Organic versus Conventionally Grown Produce
Many consumers worry that the foods they eat may be laced with pesticides, preservatives and other artificial chemicals. Some of those concerns are not unfounded. According to the non-profit consumer’s advocacy organization, Environmental Working Group (www.ewg.org), certain produce items tend to be heavily laced with pesticide residues, while others tend to be so “clean” there’s no need to consider paying extra to buy them organic. The organization publishes an annual list of the “Clean Fifteen” produce items for a given year, as well as a list of the “Dirty Dozen” foods that tend to contain problematic levels of synthetic chemical pesticides.
Items vary from year to year, but certain items consistently make one list or the other. Sweet corn, avocados and asparagus usually make the “clean” list, while tender fruits like strawberries, grapes and cherries tend to land on the “dirty” list. Consider downloading these lists and carrying them with you on your shopping excursions. They can serve as a guide to how best to allocate your limited food budget dollars. You may decide that it’s perfectly acceptable to eat conventionally grown corn, for instance, but insist on organic potatoes, knowing as you now do that potatoes are consistently judged to contain high trace amounts of pesticides.
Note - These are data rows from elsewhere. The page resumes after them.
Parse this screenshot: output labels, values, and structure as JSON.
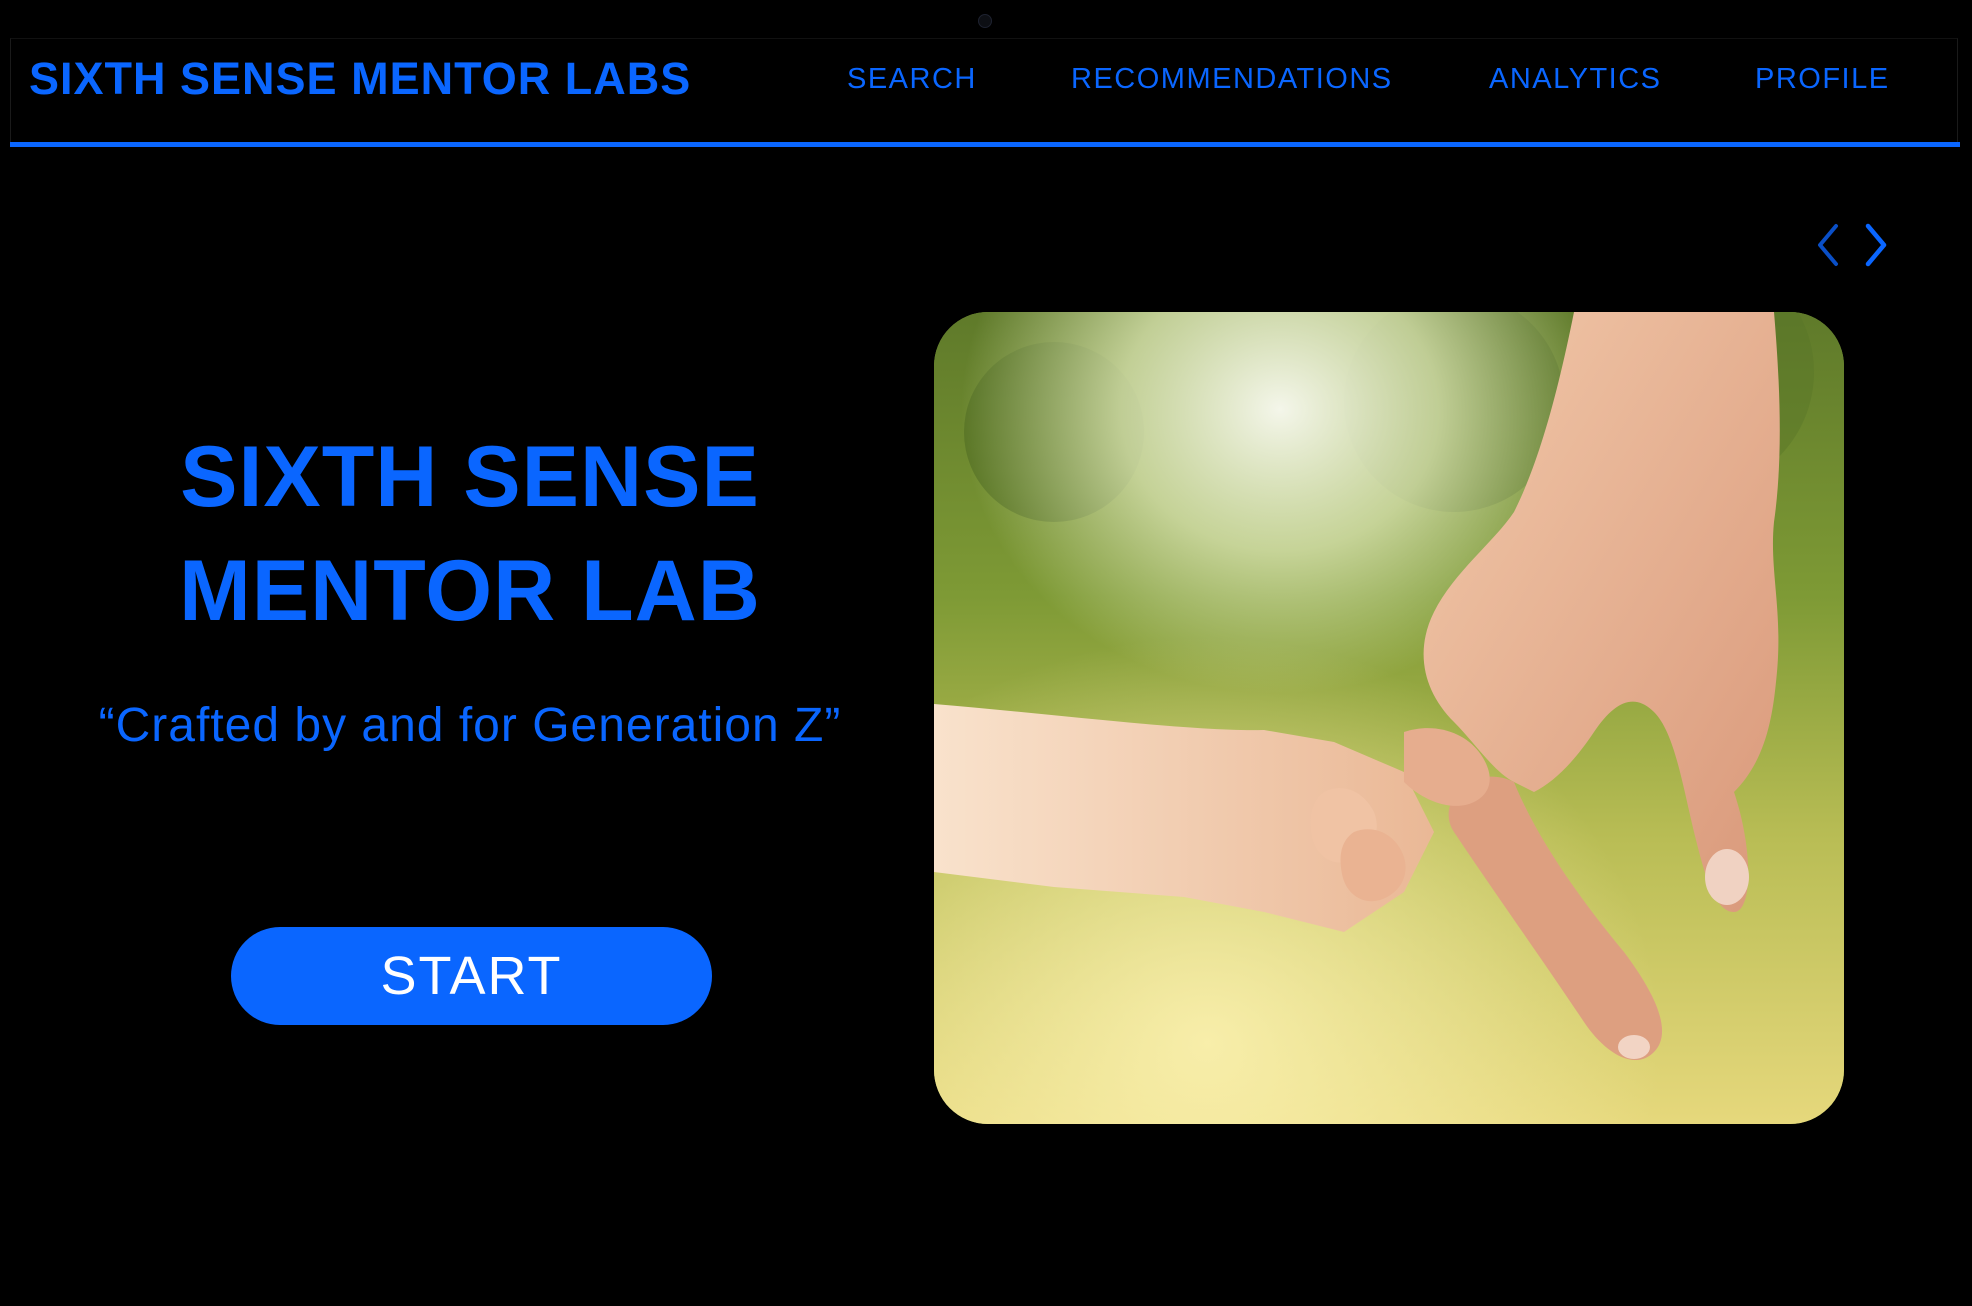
{
  "header": {
    "brand": "SIXTH SENSE MENTOR LABS",
    "nav": {
      "search": "SEARCH",
      "recommendations": "RECOMMENDATIONS",
      "analytics": "ANALYTICS",
      "profile": "PROFILE"
    }
  },
  "carousel": {
    "prev_icon": "chevron-left-icon",
    "next_icon": "chevron-right-icon"
  },
  "hero": {
    "title_line1": "SIXTH SENSE",
    "title_line2": "MENTOR LAB",
    "tagline": "“Crafted by and for Generation Z”",
    "start_label": "START",
    "image_subject": "adult hand holding child's hand in sunlit grass field"
  },
  "colors": {
    "background": "#000000",
    "accent": "#0a66ff",
    "button_text": "#ffffff"
  }
}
Buying organic is generally more expensive, but some shoppers may decide it’s worth the extra expense for the peace of mind that comes from knowing a given type of food is utterly safe to consume. Before you decide to allocate a portion of your budget for these arguably safer, yet more-expensive foods, arm yourself with EWG’s free guides. And note, too, that fresh produce, regardless of how it was grown, generally does not contain preservatives, additives, artificial colors, or other synthetic chemicals.
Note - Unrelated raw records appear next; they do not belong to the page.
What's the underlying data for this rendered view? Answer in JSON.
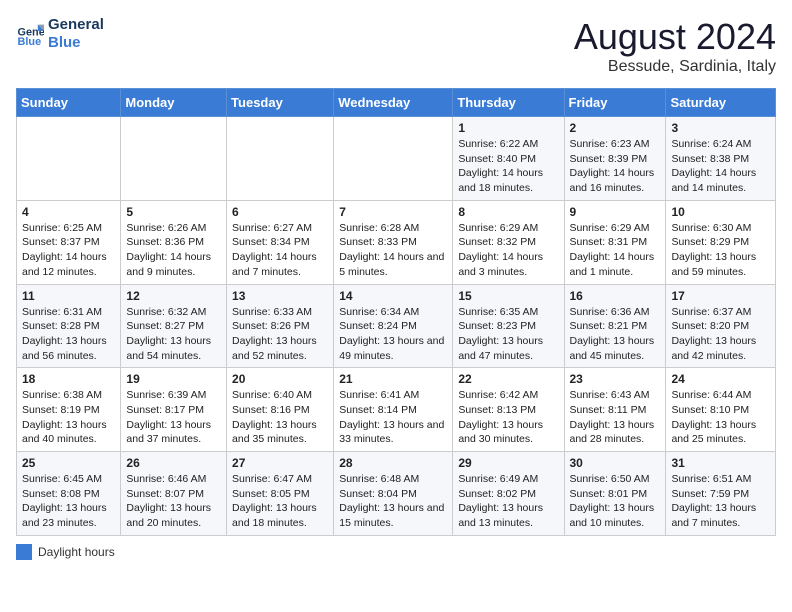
{
  "logo": {
    "line1": "General",
    "line2": "Blue"
  },
  "title": "August 2024",
  "location": "Bessude, Sardinia, Italy",
  "days_of_week": [
    "Sunday",
    "Monday",
    "Tuesday",
    "Wednesday",
    "Thursday",
    "Friday",
    "Saturday"
  ],
  "legend_label": "Daylight hours",
  "weeks": [
    [
      {
        "day": "",
        "info": ""
      },
      {
        "day": "",
        "info": ""
      },
      {
        "day": "",
        "info": ""
      },
      {
        "day": "",
        "info": ""
      },
      {
        "day": "1",
        "info": "Sunrise: 6:22 AM\nSunset: 8:40 PM\nDaylight: 14 hours and 18 minutes."
      },
      {
        "day": "2",
        "info": "Sunrise: 6:23 AM\nSunset: 8:39 PM\nDaylight: 14 hours and 16 minutes."
      },
      {
        "day": "3",
        "info": "Sunrise: 6:24 AM\nSunset: 8:38 PM\nDaylight: 14 hours and 14 minutes."
      }
    ],
    [
      {
        "day": "4",
        "info": "Sunrise: 6:25 AM\nSunset: 8:37 PM\nDaylight: 14 hours and 12 minutes."
      },
      {
        "day": "5",
        "info": "Sunrise: 6:26 AM\nSunset: 8:36 PM\nDaylight: 14 hours and 9 minutes."
      },
      {
        "day": "6",
        "info": "Sunrise: 6:27 AM\nSunset: 8:34 PM\nDaylight: 14 hours and 7 minutes."
      },
      {
        "day": "7",
        "info": "Sunrise: 6:28 AM\nSunset: 8:33 PM\nDaylight: 14 hours and 5 minutes."
      },
      {
        "day": "8",
        "info": "Sunrise: 6:29 AM\nSunset: 8:32 PM\nDaylight: 14 hours and 3 minutes."
      },
      {
        "day": "9",
        "info": "Sunrise: 6:29 AM\nSunset: 8:31 PM\nDaylight: 14 hours and 1 minute."
      },
      {
        "day": "10",
        "info": "Sunrise: 6:30 AM\nSunset: 8:29 PM\nDaylight: 13 hours and 59 minutes."
      }
    ],
    [
      {
        "day": "11",
        "info": "Sunrise: 6:31 AM\nSunset: 8:28 PM\nDaylight: 13 hours and 56 minutes."
      },
      {
        "day": "12",
        "info": "Sunrise: 6:32 AM\nSunset: 8:27 PM\nDaylight: 13 hours and 54 minutes."
      },
      {
        "day": "13",
        "info": "Sunrise: 6:33 AM\nSunset: 8:26 PM\nDaylight: 13 hours and 52 minutes."
      },
      {
        "day": "14",
        "info": "Sunrise: 6:34 AM\nSunset: 8:24 PM\nDaylight: 13 hours and 49 minutes."
      },
      {
        "day": "15",
        "info": "Sunrise: 6:35 AM\nSunset: 8:23 PM\nDaylight: 13 hours and 47 minutes."
      },
      {
        "day": "16",
        "info": "Sunrise: 6:36 AM\nSunset: 8:21 PM\nDaylight: 13 hours and 45 minutes."
      },
      {
        "day": "17",
        "info": "Sunrise: 6:37 AM\nSunset: 8:20 PM\nDaylight: 13 hours and 42 minutes."
      }
    ],
    [
      {
        "day": "18",
        "info": "Sunrise: 6:38 AM\nSunset: 8:19 PM\nDaylight: 13 hours and 40 minutes."
      },
      {
        "day": "19",
        "info": "Sunrise: 6:39 AM\nSunset: 8:17 PM\nDaylight: 13 hours and 37 minutes."
      },
      {
        "day": "20",
        "info": "Sunrise: 6:40 AM\nSunset: 8:16 PM\nDaylight: 13 hours and 35 minutes."
      },
      {
        "day": "21",
        "info": "Sunrise: 6:41 AM\nSunset: 8:14 PM\nDaylight: 13 hours and 33 minutes."
      },
      {
        "day": "22",
        "info": "Sunrise: 6:42 AM\nSunset: 8:13 PM\nDaylight: 13 hours and 30 minutes."
      },
      {
        "day": "23",
        "info": "Sunrise: 6:43 AM\nSunset: 8:11 PM\nDaylight: 13 hours and 28 minutes."
      },
      {
        "day": "24",
        "info": "Sunrise: 6:44 AM\nSunset: 8:10 PM\nDaylight: 13 hours and 25 minutes."
      }
    ],
    [
      {
        "day": "25",
        "info": "Sunrise: 6:45 AM\nSunset: 8:08 PM\nDaylight: 13 hours and 23 minutes."
      },
      {
        "day": "26",
        "info": "Sunrise: 6:46 AM\nSunset: 8:07 PM\nDaylight: 13 hours and 20 minutes."
      },
      {
        "day": "27",
        "info": "Sunrise: 6:47 AM\nSunset: 8:05 PM\nDaylight: 13 hours and 18 minutes."
      },
      {
        "day": "28",
        "info": "Sunrise: 6:48 AM\nSunset: 8:04 PM\nDaylight: 13 hours and 15 minutes."
      },
      {
        "day": "29",
        "info": "Sunrise: 6:49 AM\nSunset: 8:02 PM\nDaylight: 13 hours and 13 minutes."
      },
      {
        "day": "30",
        "info": "Sunrise: 6:50 AM\nSunset: 8:01 PM\nDaylight: 13 hours and 10 minutes."
      },
      {
        "day": "31",
        "info": "Sunrise: 6:51 AM\nSunset: 7:59 PM\nDaylight: 13 hours and 7 minutes."
      }
    ]
  ]
}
As noted earlier, vegans, who eat no foods that do not come from the plant kingdom, must work harder to ensure they’re getting complete nutrition. That means all essential amino acids, omega-3 fatty acids from vegetarian sources (e.g. walnuts, flaxseed, etc.), and all the essential vitamins and minerals. Certain B vitamins are difficult to obtain if not from meat, so these nutrients must also be monitored carefully. The rest of us can rely on complete protein sources such as eggs, beans, fish and lean poultry. Since you’re on a quest to save money, do yourself a favor and avoid buying red meat. Americans consume too much protein to begin with, and too much red meat. Numerous large studies have shown that eating more red and processed meats is associated with a greater risk of cardiovascular disease.